Next few years crucial to Coast’s transport future
Sunshine Coast Council says the detail of any urban transformation component of a mass transit project will be produced with the "benefit of community input over the next few years".
A council spokesman said that input included discussion about built form and height, and following the discussion, any amendments to the current or new planning scheme considered appropriate to "give effect to the agreed development outcomes" would be subject to further community consultation.
The spokesman said that consultation would be in accordance with statutory requirements of the Planning Act 2016.
The council's Corporate Plan identified an "intent to prepare a new planning scheme within this term of council".
It comes as calls grow from some quarters of the region's real estate industry to give certainty through the new planning scheme sooner to landholders along the mass transit corridor.
Among concerns raised with the Daily were any further delay could leave a mass transit system unviable, operating with empty carriages, while infill development caught up around it, unless planning certainty was given sooner.
Nicklin Way, in the first stage of the proposed mass transit system, was one corridor raised as needing certainty.
The council spokesman said there was already some capacity for consolidation within the urban corridor built into the zoning allocations under the current planning scheme.
"The urban transformation components of the mass transit project are intrinsic to achieving sustainable transport and urban development outcomes in a fast growing region," the spokesman said.
"The alternative is to see urban sprawl taking up increasing areas of our natural landscape, and generating even more car trips into the coastal precincts.
"Urban transformation will be focused on areas close to the mass transit stations which have the greatest potential for renewal, and not on existing high quality residential areas.
"Importantly, the form, scale and function of that urban transformation close to mass transit stations is yet to be considered in detail."
Sunshine Coast Business Council chairwoman Sandy Zubrinich said her organisaion had run several think tank sessions about the planning scheme and what a new one would look like.
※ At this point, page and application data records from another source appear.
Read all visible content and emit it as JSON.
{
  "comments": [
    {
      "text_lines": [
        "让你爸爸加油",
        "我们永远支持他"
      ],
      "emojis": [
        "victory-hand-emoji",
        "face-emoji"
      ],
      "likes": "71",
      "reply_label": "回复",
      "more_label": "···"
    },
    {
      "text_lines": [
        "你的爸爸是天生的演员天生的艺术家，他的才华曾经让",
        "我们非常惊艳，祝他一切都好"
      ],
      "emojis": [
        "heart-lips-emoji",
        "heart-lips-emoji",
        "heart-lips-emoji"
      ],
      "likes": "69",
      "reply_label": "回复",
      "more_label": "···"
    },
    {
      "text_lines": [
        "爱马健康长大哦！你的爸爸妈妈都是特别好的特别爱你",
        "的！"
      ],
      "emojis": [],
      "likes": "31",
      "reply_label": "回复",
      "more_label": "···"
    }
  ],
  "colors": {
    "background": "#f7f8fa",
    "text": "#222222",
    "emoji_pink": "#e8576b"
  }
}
She said the issues of the trade-off between sprawl and density and heights along the corridors needed to be put to the community, in order to inform the planning scheme.
"I would've thought in terms of mass transit, the business council's position is that is certainly a state responsibility, with input from council, and we'd assume the local council would seek community feedback," Ms Zubrinich said.
CBRE Sunshine Coast managing director Rem Rafter said he thought it was a "bit early" to start town planning on major sites along the proposed mass transit corridor.
"I think it's all very, very futuristic," Mr Rafter said.
He said he thought the precise corridor should be determined first, and the infrastructure surrounding it, then planners could begin to determine zoning.
"Let's not put the cart before the horse," he said.
Mr Rafter said despite what the council had said, he didn't expect transport infrastructure to be in place any time soon, especially given the effects of the pandemic.
"It's going to be a long time away," he said.
He said he wouldn't say current property owners along the corridor were being disadvantaged, as there would be "significant enhancement" to their properties should new zoning increase density.
"Their values will skyrocket," Mr Rafter said.
Councillors recently voted in favour of more community consultation on the Sunshine Coast Mass Transit Plan, with a report to be released later this year, before six-week consultation began in February next year.
The feedback would be used to form a new draft Preliminary Business Case and Options Analysis to give to the State Government for its development of a detailed business case.